RECORD EXCERPTS
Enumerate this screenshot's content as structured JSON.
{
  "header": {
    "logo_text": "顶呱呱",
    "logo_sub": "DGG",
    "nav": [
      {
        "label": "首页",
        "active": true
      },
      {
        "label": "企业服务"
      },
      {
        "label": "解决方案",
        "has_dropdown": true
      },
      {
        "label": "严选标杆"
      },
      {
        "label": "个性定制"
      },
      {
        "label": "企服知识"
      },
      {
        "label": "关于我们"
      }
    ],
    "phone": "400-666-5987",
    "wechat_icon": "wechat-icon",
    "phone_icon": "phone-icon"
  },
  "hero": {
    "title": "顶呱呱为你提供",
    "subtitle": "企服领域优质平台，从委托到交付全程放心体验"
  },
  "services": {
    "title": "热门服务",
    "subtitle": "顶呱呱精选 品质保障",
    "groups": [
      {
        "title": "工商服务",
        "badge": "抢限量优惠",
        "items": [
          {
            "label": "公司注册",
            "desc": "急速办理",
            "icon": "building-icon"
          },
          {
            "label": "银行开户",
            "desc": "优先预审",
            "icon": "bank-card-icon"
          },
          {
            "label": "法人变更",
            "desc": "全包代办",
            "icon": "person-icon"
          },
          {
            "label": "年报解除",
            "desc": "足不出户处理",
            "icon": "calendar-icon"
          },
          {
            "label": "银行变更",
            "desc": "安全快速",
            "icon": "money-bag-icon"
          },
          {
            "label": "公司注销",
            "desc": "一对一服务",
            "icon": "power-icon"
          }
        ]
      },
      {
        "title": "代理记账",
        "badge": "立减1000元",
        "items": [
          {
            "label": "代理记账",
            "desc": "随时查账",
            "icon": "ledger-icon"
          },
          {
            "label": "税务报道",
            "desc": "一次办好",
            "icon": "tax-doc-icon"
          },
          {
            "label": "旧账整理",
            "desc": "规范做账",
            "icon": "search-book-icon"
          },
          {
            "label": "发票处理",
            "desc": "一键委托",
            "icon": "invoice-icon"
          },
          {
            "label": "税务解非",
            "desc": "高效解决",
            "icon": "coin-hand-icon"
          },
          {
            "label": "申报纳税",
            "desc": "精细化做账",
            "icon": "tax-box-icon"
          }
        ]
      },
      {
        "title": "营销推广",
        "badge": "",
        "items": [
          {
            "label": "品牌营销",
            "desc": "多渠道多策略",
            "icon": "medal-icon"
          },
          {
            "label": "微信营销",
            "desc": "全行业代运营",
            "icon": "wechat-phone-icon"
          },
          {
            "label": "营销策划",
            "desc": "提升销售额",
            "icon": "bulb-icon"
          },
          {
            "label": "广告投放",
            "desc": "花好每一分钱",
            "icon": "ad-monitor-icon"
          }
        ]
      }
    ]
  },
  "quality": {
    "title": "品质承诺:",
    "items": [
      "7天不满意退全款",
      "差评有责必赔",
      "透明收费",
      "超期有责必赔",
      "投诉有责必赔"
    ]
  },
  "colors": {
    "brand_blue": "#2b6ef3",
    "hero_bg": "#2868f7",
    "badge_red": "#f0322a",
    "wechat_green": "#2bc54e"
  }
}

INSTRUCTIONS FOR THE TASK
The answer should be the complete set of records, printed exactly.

SOLUTION TO THIS PROBLEM
Enumerate this screenshot's content as structured JSON.
{
  "header": {
    "logo_text": "顶呱呱",
    "logo_sub": "DGG",
    "nav": [
      {
        "label": "首页",
        "active": true
      },
      {
        "label": "企业服务"
      },
      {
        "label": "解决方案",
        "has_dropdown": true
      },
      {
        "label": "严选标杆"
      },
      {
        "label": "个性定制"
      },
      {
        "label": "企服知识"
      },
      {
        "label": "关于我们"
      }
    ],
    "phone": "400-666-5987",
    "wechat_icon": "wechat-icon",
    "phone_icon": "phone-icon"
  },
  "hero": {
    "title": "顶呱呱为你提供",
    "subtitle": "企服领域优质平台，从委托到交付全程放心体验"
  },
  "services": {
    "title": "热门服务",
    "subtitle": "顶呱呱精选 品质保障",
    "groups": [
      {
        "title": "工商服务",
        "badge": "抢限量优惠",
        "items": [
          {
            "label": "公司注册",
            "desc": "急速办理",
            "icon": "building-icon"
          },
          {
            "label": "银行开户",
            "desc": "优先预审",
            "icon": "bank-card-icon"
          },
          {
            "label": "法人变更",
            "desc": "全包代办",
            "icon": "person-icon"
          },
          {
            "label": "年报解除",
            "desc": "足不出户处理",
            "icon": "calendar-icon"
          },
          {
            "label": "银行变更",
            "desc": "安全快速",
            "icon": "money-bag-icon"
          },
          {
            "label": "公司注销",
            "desc": "一对一服务",
            "icon": "power-icon"
          }
        ]
      },
      {
        "title": "代理记账",
        "badge": "立减1000元",
        "items": [
          {
            "label": "代理记账",
            "desc": "随时查账",
            "icon": "ledger-icon"
          },
          {
            "label": "税务报道",
            "desc": "一次办好",
            "icon": "tax-doc-icon"
          },
          {
            "label": "旧账整理",
            "desc": "规范做账",
            "icon": "search-book-icon"
          },
          {
            "label": "发票处理",
            "desc": "一键委托",
            "icon": "invoice-icon"
          },
          {
            "label": "税务解非",
            "desc": "高效解决",
            "icon": "coin-hand-icon"
          },
          {
            "label": "申报纳税",
            "desc": "精细化做账",
            "icon": "tax-box-icon"
          }
        ]
      },
      {
        "title": "营销推广",
        "badge": "",
        "items": [
          {
            "label": "品牌营销",
            "desc": "多渠道多策略",
            "icon": "medal-icon"
          },
          {
            "label": "微信营销",
            "desc": "全行业代运营",
            "icon": "wechat-phone-icon"
          },
          {
            "label": "营销策划",
            "desc": "提升销售额",
            "icon": "bulb-icon"
          },
          {
            "label": "广告投放",
            "desc": "花好每一分钱",
            "icon": "ad-monitor-icon"
          }
        ]
      }
    ]
  },
  "quality": {
    "title": "品质承诺:",
    "items": [
      "7天不满意退全款",
      "差评有责必赔",
      "透明收费",
      "超期有责必赔",
      "投诉有责必赔"
    ]
  },
  "colors": {
    "brand_blue": "#2b6ef3",
    "hero_bg": "#2868f7",
    "badge_red": "#f0322a",
    "wechat_green": "#2bc54e"
  }
}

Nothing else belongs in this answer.